O'Reilly practiced with the Colorado Avalanche on Saturday morning, a little more than 36 hours after the team matched the offer sheet he signed with the Calgary Flames.
He passed a physical Friday and joined the team on the ice for the first time this season. He will be in the lineup when the Avalanche play at Columbus today.
"I feel good, I feel healthy and I can't wait to play hockey again," he said after the hour-long practice.
O'Reilly will jump right in after missing the first five weeks of the season. He will centre Colorado's third line and skate with forwards John Mitchell and Milan Hejduk.
He will also play point on one of the power-play units and will eventually play on the penalty kill while getting his conditioning back.
"He looked fine," Hejduk said. "He's the kind of guy who always seems to stay in pretty good shape."
O'Reilly stayed in shape. During the lockout he played for Metallurg Magnitogorsk in Russia's Kontinental Hockey League. While his agent tried to negotiate a deal with Colorado after the lockout ended in January, he played for the London Knights in the Ontario Hockey League.
That ended when Calgary stepped up Thursday.
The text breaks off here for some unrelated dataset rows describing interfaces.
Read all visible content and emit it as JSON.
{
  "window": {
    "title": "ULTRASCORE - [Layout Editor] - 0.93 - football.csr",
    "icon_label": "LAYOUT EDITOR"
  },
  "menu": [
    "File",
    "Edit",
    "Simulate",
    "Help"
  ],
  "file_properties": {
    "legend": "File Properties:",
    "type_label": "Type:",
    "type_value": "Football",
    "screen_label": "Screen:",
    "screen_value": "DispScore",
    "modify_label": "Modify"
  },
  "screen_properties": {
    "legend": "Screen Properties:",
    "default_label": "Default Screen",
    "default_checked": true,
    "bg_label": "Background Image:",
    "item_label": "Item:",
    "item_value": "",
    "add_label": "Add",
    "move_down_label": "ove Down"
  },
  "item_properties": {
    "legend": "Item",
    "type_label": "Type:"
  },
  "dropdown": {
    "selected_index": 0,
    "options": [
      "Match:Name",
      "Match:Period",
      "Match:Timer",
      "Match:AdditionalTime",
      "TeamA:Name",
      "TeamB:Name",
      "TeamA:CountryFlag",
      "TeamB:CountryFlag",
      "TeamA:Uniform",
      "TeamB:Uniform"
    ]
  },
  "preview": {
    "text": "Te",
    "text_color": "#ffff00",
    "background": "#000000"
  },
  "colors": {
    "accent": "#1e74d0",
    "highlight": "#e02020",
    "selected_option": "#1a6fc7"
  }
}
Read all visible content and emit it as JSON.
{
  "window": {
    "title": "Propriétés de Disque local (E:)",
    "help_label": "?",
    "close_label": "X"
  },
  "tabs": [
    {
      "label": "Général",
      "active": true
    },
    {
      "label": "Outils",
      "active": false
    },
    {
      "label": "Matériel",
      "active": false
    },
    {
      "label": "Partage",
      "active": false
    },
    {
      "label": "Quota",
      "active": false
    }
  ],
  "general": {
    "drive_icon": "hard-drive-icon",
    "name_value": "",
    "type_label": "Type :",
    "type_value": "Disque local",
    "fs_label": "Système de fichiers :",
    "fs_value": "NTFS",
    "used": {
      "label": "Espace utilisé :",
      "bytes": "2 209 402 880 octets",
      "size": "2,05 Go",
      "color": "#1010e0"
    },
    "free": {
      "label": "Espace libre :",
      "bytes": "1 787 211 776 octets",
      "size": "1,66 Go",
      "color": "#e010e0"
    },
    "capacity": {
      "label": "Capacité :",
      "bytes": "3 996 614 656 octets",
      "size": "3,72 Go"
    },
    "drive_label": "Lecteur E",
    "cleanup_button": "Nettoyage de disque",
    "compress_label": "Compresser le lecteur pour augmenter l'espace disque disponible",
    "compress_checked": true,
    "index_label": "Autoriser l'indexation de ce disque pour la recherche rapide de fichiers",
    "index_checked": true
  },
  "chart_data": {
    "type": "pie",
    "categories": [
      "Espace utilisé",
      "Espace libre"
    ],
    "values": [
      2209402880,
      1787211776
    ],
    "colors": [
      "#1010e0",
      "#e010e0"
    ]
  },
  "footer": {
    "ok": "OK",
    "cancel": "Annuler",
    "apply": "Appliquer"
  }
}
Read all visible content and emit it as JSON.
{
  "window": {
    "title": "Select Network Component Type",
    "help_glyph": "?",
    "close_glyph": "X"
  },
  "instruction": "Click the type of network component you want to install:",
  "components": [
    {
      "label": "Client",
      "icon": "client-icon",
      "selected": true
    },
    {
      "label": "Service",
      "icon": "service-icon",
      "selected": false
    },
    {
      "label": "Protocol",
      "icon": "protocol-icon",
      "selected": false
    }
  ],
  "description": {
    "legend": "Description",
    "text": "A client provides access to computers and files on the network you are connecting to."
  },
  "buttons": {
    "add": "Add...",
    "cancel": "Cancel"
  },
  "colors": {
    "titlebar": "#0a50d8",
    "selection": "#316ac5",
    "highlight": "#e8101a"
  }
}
The Flames first tried to trade for the fourth-year centre but after a deal couldn't be reached, they signed the restricted free agent to a two-year, $10 million offer sheet Thursday.
The Avalanche matched it a few hours later.
"I was sitting at home and got a call from my agent that there was an opportunity available and I wanted to play hockey," he said. "So I signed it. I didn't know what was going to happen but it was over quickly."
He will make $1 million -- prorated -- this season, $6.5 million next year and received a $2.5 million bonus. His salary is second to Paul Stastny's among Avalanche players.
O'Reilly, Colorado's leading scorer last season, said he put his faith in his agent to get a deal done.
"My agent did an excellent job. You can't play hockey forever. You've got to get as much as you can when you can."
-- The Associated Press